* _Prompt_
Using the data below, count the lines that carry the string "boolean" and write only the count.

* _Recorded data_
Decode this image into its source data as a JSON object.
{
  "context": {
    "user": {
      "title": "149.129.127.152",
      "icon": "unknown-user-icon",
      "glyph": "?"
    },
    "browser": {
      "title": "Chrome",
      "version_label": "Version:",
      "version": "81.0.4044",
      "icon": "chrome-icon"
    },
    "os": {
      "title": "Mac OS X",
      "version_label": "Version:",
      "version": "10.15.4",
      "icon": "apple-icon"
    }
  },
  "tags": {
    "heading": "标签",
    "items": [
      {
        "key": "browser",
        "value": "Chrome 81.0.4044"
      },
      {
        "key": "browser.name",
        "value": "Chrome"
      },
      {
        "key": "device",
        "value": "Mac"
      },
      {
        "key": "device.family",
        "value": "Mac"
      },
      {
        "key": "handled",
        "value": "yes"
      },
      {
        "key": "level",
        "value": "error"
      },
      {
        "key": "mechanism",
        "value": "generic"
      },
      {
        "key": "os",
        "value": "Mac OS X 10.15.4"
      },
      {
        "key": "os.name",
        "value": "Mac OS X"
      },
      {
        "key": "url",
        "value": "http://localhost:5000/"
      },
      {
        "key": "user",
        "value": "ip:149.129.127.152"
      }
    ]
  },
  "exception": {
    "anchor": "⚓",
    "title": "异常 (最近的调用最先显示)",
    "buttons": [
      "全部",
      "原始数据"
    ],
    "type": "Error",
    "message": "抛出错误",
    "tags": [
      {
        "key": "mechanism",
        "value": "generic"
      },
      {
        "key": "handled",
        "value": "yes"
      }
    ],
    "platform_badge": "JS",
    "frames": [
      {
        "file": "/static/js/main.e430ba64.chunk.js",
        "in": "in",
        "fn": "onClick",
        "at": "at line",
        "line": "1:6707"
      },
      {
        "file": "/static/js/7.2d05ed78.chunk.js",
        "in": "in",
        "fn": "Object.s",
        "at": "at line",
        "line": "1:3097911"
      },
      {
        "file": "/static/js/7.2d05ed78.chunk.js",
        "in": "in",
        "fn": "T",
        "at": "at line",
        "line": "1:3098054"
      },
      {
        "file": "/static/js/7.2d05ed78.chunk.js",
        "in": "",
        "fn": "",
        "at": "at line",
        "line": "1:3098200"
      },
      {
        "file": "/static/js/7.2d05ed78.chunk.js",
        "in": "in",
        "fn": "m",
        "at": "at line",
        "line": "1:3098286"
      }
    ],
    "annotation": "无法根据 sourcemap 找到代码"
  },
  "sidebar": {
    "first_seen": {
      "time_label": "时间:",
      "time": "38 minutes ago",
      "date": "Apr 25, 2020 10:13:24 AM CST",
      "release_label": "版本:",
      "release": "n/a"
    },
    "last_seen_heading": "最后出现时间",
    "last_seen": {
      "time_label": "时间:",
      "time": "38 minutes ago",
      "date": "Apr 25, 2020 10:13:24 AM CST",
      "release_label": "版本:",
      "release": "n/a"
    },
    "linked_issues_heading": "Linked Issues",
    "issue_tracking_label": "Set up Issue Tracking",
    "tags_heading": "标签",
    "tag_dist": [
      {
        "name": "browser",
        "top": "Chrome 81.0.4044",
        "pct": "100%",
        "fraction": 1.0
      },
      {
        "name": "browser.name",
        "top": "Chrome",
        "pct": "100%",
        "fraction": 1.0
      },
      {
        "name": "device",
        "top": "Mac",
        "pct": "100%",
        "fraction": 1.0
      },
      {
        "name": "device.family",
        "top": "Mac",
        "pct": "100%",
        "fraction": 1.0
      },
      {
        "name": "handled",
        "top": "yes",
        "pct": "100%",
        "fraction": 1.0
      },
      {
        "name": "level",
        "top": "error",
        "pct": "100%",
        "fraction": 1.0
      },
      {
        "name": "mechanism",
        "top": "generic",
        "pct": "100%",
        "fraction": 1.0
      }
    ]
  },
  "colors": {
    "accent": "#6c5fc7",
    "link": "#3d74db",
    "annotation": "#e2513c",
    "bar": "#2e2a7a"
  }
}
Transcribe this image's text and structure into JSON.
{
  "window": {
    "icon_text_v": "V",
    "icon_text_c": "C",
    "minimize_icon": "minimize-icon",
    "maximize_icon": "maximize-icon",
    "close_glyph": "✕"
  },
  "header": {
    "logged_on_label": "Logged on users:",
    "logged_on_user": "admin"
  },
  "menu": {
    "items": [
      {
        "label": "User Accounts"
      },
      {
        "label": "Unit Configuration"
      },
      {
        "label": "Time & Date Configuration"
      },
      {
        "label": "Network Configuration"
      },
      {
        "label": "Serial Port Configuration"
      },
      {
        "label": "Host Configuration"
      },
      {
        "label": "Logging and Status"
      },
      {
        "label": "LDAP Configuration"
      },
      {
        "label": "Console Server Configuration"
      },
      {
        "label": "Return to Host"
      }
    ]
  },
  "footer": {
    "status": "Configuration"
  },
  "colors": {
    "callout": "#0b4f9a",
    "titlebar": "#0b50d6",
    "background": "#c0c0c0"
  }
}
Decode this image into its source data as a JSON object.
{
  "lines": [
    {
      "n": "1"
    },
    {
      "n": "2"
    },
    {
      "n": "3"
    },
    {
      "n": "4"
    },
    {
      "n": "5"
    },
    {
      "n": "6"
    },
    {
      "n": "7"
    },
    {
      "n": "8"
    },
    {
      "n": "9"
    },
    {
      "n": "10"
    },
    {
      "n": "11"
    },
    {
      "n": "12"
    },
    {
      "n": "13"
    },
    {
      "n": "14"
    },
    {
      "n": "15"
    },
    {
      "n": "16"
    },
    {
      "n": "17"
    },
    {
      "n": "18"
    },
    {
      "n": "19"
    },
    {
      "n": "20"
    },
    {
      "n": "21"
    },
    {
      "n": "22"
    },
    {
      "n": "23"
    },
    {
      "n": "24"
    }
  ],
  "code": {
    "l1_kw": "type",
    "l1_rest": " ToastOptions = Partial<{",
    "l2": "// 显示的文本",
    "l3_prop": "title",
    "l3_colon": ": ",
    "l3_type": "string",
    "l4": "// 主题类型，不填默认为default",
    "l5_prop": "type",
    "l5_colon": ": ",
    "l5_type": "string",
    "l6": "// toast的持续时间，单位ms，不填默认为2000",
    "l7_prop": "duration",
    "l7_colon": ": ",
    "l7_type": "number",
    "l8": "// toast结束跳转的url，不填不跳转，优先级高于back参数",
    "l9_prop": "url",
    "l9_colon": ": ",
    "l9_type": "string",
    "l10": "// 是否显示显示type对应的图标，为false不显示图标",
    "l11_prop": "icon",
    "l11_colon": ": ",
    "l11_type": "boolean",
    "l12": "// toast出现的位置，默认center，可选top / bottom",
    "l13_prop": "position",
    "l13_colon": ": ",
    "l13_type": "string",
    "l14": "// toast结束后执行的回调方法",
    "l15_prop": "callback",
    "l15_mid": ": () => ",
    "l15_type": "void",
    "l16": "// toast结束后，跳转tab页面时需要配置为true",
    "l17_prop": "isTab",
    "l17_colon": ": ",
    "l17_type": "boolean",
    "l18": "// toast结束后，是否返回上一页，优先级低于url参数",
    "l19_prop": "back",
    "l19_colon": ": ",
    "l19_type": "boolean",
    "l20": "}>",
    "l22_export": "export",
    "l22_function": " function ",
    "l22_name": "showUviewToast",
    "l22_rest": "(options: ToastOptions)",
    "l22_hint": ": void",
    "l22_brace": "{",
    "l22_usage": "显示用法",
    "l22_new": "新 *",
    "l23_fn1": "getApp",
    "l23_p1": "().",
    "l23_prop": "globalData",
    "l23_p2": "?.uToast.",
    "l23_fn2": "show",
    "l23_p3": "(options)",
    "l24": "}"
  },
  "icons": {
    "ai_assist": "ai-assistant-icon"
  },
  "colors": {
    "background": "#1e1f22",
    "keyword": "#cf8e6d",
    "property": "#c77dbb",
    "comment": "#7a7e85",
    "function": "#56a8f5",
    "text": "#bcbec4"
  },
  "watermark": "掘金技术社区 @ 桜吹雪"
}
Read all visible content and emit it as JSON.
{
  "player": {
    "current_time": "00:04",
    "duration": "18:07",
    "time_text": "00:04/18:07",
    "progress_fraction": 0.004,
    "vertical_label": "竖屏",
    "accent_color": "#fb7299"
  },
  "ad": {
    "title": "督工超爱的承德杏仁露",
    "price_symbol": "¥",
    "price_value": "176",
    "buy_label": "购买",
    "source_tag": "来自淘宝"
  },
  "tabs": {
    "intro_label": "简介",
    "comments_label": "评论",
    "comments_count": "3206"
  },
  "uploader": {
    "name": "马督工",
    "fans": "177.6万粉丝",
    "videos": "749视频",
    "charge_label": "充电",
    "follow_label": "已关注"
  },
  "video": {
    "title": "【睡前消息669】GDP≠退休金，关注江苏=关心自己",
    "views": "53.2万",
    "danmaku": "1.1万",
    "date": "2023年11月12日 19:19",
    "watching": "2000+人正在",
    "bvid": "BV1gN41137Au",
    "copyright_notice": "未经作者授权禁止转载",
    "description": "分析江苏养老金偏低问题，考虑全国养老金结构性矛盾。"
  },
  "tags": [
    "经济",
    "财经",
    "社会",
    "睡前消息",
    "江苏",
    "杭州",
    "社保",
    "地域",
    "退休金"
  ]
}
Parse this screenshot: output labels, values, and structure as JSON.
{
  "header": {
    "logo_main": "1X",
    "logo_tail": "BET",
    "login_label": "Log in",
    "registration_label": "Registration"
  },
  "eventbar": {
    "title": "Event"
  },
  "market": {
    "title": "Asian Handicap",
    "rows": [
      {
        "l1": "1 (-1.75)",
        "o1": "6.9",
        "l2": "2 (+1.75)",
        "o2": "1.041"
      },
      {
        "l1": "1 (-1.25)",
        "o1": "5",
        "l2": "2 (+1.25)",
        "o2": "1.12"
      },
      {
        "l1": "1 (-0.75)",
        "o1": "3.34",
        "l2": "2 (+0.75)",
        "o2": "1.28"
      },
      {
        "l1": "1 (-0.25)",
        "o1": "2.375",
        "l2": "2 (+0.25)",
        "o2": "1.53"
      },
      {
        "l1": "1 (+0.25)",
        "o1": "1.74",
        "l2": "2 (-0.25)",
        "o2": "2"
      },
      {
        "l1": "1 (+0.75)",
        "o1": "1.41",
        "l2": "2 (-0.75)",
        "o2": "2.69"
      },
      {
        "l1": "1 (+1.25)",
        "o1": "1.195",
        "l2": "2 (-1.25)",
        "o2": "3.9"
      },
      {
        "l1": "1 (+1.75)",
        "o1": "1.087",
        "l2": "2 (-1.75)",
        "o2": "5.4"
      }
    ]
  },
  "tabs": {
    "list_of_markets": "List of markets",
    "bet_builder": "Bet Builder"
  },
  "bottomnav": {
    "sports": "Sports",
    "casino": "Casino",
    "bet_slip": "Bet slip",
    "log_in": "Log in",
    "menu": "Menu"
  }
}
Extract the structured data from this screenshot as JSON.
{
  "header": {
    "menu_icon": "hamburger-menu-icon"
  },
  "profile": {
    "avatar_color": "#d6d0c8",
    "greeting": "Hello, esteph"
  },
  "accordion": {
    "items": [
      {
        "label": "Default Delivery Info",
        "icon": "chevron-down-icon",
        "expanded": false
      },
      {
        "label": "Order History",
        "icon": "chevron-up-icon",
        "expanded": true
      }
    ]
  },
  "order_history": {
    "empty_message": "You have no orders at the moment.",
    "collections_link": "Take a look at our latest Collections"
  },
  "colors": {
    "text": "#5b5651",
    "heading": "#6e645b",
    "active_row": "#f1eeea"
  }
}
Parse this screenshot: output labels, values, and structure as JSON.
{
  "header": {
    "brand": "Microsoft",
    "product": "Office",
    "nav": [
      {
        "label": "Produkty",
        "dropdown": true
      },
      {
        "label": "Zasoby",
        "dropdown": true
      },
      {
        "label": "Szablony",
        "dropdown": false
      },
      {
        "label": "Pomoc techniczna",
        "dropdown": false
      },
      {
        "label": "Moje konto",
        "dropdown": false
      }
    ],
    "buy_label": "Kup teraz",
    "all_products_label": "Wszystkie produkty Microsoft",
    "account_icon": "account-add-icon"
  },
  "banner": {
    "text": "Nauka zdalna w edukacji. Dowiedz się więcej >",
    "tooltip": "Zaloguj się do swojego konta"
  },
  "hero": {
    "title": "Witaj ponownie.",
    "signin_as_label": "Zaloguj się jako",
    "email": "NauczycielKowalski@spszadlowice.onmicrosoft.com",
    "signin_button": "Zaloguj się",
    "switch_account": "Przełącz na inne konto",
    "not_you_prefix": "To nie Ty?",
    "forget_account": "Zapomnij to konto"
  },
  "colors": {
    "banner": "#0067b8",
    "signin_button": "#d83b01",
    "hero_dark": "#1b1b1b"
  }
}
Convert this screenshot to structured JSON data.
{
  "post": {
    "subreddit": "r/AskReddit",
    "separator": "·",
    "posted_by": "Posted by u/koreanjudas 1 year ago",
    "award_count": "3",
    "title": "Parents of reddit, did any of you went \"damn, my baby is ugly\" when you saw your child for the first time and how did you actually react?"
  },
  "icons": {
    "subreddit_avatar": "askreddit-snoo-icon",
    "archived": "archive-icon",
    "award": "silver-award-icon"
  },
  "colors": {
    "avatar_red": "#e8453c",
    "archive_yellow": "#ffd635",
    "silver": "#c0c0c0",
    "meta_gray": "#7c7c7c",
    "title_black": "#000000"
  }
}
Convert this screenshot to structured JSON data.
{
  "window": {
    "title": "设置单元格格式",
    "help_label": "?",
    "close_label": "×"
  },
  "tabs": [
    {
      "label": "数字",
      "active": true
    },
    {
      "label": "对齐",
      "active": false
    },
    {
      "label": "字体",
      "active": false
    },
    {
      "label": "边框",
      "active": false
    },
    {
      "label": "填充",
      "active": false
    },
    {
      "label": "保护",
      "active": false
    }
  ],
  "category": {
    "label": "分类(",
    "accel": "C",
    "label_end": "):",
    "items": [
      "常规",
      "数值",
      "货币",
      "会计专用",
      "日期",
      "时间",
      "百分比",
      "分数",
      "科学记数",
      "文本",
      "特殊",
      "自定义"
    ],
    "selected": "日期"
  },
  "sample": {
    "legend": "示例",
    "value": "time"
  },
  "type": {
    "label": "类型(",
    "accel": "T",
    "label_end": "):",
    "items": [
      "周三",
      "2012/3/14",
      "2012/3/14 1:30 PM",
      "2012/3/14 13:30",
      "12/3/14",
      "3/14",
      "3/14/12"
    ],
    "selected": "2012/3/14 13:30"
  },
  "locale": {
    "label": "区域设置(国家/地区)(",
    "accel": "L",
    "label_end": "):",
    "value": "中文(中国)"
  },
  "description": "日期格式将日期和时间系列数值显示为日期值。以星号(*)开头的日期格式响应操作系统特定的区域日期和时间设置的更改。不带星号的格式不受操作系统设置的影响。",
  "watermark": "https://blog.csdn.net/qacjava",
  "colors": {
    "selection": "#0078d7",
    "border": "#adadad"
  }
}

* _Answer below_
3